Over the years that they dominated Western Europe, the Byzantine empire gained many enemies. Their most aggressive enemy, the Seljuk Turks were a growing threat. Towards the end of their empire, the Byzantines were not able to fund as big of an army than in the past, which made them an easy target. The Fourth Crusade saw this and sacked the capital city of Constantinople. The Byzantines never recovered from the attack and eventually the Empire fell to the Turks in 1453 A.D.

Economic Decay
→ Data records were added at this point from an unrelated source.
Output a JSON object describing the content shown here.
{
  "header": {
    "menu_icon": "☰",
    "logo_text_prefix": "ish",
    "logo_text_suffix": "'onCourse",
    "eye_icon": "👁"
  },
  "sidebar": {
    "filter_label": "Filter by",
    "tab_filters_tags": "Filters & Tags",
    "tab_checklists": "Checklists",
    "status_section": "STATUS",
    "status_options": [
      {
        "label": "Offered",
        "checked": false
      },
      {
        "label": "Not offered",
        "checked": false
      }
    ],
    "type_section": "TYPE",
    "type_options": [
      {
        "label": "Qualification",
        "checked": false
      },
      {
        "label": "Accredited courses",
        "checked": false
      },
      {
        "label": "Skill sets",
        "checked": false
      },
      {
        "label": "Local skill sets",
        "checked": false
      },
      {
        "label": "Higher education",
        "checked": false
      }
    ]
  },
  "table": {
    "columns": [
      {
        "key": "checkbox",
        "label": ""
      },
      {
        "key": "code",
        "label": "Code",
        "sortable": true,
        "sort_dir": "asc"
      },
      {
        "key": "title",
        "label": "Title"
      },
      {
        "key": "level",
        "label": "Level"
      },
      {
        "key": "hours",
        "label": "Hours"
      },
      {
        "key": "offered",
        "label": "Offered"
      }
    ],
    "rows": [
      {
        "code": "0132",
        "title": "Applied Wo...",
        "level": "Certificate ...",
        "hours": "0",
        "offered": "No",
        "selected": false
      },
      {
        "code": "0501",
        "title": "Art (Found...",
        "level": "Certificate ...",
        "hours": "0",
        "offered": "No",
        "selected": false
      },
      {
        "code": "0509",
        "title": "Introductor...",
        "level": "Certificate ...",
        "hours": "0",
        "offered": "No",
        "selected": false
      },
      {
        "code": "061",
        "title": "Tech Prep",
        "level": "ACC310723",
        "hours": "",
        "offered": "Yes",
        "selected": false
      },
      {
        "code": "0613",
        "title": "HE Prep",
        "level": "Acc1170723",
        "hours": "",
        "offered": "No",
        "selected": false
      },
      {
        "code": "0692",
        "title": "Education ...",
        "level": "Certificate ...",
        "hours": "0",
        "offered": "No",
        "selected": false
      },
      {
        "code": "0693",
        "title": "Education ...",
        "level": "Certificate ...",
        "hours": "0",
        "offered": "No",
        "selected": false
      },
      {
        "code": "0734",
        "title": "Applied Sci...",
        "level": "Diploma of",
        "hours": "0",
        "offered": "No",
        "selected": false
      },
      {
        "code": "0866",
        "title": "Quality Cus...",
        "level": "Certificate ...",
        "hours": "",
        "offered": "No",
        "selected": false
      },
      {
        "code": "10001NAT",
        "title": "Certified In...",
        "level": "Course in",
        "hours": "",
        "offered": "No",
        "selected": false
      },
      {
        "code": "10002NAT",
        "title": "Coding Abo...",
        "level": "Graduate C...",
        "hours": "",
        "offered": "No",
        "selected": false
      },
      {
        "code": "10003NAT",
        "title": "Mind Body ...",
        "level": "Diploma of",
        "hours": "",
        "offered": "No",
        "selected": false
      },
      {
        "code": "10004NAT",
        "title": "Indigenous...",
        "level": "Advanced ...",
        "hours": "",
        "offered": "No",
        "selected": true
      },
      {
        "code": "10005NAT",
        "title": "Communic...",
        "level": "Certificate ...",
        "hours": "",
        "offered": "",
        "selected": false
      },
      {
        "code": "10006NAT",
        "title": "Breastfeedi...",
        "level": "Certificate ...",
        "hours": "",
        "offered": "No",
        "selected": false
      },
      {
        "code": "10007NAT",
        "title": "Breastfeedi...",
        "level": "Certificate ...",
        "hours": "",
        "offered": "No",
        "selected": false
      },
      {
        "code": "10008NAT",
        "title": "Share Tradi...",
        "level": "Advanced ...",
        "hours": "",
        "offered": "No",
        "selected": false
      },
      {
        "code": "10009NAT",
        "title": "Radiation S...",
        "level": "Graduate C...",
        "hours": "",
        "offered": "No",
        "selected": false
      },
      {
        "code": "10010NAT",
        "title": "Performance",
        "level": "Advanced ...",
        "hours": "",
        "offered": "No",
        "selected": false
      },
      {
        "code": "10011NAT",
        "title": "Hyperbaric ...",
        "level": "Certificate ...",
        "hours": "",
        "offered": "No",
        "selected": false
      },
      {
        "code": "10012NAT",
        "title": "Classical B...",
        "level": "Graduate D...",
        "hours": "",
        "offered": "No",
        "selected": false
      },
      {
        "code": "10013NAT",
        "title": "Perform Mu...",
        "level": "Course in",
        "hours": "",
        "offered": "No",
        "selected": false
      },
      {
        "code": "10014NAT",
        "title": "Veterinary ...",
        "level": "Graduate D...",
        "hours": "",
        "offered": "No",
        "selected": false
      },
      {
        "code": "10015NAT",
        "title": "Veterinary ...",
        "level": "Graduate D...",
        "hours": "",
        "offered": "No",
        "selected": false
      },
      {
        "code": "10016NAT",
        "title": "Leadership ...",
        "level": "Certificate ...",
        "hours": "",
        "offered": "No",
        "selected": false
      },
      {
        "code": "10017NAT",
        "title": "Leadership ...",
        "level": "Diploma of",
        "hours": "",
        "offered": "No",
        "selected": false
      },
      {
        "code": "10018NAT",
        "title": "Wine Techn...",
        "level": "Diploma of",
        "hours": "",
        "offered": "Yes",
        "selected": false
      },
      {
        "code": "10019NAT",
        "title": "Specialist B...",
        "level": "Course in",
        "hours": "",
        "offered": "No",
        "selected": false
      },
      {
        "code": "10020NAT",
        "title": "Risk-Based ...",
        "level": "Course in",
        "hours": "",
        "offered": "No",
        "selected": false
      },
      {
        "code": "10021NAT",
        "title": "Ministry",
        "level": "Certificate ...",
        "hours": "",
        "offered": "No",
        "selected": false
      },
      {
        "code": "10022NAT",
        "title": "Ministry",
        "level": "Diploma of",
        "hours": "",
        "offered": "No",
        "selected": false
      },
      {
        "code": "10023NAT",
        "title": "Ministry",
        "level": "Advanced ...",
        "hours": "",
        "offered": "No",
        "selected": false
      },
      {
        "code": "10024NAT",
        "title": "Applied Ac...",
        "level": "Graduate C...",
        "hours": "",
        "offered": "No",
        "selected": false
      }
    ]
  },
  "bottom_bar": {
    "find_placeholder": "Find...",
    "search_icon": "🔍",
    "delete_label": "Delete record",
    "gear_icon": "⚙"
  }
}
The Byzantine empire had relied too much on taxing the peasants. They taxed them very high which helped keep the city wealthy and under control. The empire had been under constant attack which in return people didn't want to invest into buying land which had lost the empire money. Also, once the attacks had stopped the nobles and peasants had started to fight and cause conflict over land, which the peasants originally owned and was the main source of money for the empire.

Weak Military

When at the height of the Byzantine empire in 1025 A.D a strong military seemed less necessary. Therefore, after the death of Basil II which was a strong emperor and was leader at the height of the empire a series of weak and inexperienced emperors replaced him which made the empire weaker. The empire started to rely heavily on foreign mercenaries which created a bigger tax burden on peasants. Also, the Byzantine empire's econcomy weakened so much that they had Italian city-states like Venice and Genoa fight their naval battles for them.